#### YOUR TASK
Within the records, which lines hold the string "SHIRTS"? Report each one by copying it.

Collected data:
____

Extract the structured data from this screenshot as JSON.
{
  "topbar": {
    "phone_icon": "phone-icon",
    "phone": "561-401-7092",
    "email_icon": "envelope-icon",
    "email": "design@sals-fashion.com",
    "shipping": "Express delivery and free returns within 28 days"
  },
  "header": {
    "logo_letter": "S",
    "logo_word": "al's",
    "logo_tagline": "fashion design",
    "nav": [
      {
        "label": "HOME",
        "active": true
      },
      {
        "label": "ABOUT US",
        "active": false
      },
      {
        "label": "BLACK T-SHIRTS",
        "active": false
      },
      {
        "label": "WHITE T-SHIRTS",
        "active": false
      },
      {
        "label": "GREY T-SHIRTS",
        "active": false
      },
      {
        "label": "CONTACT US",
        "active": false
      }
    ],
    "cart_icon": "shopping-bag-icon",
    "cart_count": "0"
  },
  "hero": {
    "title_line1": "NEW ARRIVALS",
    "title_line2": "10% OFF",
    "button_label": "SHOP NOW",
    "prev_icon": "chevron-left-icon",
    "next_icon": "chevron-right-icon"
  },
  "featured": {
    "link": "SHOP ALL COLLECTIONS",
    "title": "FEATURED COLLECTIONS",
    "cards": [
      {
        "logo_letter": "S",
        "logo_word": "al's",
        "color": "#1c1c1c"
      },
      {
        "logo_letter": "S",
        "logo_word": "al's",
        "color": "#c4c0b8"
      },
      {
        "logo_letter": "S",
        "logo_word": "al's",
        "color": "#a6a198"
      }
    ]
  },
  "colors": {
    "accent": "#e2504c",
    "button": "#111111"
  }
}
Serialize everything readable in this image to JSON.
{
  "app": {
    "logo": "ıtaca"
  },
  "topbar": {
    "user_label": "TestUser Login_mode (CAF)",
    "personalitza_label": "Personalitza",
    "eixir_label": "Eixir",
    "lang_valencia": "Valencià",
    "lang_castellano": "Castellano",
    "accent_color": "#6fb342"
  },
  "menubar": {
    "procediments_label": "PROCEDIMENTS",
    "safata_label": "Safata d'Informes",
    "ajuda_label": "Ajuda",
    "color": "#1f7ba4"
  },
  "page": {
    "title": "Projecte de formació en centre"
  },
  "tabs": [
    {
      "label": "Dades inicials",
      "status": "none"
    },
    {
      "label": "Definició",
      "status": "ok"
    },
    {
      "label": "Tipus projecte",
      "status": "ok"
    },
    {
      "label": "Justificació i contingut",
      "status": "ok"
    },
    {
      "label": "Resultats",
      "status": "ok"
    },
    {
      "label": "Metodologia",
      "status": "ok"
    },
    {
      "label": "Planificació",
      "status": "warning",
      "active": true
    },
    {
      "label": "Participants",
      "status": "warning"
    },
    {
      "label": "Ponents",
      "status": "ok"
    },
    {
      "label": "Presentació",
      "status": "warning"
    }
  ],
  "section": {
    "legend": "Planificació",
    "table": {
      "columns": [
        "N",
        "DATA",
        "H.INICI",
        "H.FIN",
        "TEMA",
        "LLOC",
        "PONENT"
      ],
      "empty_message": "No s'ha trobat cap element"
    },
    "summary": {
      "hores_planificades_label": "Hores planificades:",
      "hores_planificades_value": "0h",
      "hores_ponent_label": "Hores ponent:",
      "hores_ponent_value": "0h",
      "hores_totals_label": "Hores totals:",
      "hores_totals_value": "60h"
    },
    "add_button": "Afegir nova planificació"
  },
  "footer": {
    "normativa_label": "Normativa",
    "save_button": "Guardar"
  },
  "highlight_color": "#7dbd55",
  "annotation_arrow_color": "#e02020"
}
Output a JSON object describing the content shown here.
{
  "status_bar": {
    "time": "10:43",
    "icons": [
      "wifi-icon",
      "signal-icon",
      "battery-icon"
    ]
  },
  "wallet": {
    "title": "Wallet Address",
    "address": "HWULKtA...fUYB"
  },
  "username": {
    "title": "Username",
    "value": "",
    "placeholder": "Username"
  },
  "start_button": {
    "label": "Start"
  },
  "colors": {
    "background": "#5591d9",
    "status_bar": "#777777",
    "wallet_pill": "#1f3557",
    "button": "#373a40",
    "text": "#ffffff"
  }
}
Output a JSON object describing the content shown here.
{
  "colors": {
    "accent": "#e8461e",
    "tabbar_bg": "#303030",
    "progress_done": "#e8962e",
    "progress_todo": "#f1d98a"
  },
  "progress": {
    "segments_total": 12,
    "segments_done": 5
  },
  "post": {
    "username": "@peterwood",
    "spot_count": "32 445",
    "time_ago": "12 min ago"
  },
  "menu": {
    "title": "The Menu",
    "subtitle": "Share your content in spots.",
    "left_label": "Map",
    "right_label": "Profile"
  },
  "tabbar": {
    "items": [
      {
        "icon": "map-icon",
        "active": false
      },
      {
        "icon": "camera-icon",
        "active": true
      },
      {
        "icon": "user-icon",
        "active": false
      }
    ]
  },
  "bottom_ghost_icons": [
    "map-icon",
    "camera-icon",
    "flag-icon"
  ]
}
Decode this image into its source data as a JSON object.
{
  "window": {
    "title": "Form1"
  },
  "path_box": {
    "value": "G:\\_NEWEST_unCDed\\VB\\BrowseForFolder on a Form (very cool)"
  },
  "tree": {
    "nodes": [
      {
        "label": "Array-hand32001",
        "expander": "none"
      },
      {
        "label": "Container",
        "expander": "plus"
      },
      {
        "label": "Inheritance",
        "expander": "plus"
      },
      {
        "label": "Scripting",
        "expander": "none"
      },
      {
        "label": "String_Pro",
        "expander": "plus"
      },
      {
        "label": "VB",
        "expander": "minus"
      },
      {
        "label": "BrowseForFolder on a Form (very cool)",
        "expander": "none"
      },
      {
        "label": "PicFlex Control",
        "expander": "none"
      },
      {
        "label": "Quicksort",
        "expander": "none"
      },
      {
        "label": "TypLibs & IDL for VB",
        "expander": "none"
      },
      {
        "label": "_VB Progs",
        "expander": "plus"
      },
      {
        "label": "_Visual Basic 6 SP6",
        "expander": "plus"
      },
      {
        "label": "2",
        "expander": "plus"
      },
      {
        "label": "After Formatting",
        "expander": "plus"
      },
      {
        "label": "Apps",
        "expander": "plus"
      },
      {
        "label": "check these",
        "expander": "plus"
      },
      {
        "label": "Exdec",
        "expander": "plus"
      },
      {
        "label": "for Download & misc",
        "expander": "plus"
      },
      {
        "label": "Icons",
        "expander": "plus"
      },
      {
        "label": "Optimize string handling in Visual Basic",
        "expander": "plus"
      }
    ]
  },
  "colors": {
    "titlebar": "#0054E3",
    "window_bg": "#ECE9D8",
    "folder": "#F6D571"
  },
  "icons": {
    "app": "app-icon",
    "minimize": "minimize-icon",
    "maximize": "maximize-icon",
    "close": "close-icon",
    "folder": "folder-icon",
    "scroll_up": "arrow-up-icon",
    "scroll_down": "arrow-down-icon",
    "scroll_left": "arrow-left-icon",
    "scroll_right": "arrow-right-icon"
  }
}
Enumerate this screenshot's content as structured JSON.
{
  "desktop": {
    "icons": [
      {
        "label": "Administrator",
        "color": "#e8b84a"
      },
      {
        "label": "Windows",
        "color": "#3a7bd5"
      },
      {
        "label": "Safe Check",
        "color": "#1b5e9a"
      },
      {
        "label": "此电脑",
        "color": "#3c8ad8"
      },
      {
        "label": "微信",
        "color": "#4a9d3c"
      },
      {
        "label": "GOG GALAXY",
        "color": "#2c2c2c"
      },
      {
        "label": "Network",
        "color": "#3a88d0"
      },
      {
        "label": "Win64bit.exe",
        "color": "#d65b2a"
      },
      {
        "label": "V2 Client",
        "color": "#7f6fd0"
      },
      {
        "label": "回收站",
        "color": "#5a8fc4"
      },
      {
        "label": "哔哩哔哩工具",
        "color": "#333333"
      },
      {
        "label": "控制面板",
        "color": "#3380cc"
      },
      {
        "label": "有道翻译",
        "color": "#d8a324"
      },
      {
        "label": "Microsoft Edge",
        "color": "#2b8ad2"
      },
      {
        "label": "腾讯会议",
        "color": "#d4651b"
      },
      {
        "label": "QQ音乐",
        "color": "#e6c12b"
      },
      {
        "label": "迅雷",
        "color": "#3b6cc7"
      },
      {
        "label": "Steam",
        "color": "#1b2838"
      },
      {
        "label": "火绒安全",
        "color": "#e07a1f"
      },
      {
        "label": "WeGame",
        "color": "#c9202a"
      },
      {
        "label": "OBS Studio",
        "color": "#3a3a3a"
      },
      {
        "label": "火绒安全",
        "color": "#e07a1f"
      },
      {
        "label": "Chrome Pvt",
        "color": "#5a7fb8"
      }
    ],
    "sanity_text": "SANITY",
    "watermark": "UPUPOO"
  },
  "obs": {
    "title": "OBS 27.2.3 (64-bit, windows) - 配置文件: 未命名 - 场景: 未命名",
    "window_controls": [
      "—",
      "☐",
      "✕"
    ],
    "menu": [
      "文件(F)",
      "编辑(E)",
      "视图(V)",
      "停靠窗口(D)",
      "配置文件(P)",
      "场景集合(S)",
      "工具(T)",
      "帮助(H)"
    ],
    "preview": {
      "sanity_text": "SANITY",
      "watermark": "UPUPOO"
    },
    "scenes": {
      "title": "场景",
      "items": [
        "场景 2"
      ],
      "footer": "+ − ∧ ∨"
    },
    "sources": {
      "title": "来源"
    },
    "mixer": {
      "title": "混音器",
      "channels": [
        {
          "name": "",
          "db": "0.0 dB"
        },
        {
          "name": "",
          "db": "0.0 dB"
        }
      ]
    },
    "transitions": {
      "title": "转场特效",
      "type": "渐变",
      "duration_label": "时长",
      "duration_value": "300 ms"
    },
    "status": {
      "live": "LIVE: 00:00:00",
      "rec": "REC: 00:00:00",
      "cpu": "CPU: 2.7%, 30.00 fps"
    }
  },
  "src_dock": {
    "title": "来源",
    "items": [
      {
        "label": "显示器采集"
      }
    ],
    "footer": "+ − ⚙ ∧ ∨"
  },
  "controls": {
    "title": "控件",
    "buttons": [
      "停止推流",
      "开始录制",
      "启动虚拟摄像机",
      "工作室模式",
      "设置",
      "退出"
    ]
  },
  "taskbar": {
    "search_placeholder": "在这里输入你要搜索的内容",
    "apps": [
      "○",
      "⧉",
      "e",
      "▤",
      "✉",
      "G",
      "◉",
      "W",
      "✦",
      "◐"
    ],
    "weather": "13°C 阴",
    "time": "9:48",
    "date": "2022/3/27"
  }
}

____

#### RESPONSE TO THIS EXERCISE
        "label": "BLACK T-SHIRTS",
        "label": "WHITE T-SHIRTS",
        "label": "GREY T-SHIRTS",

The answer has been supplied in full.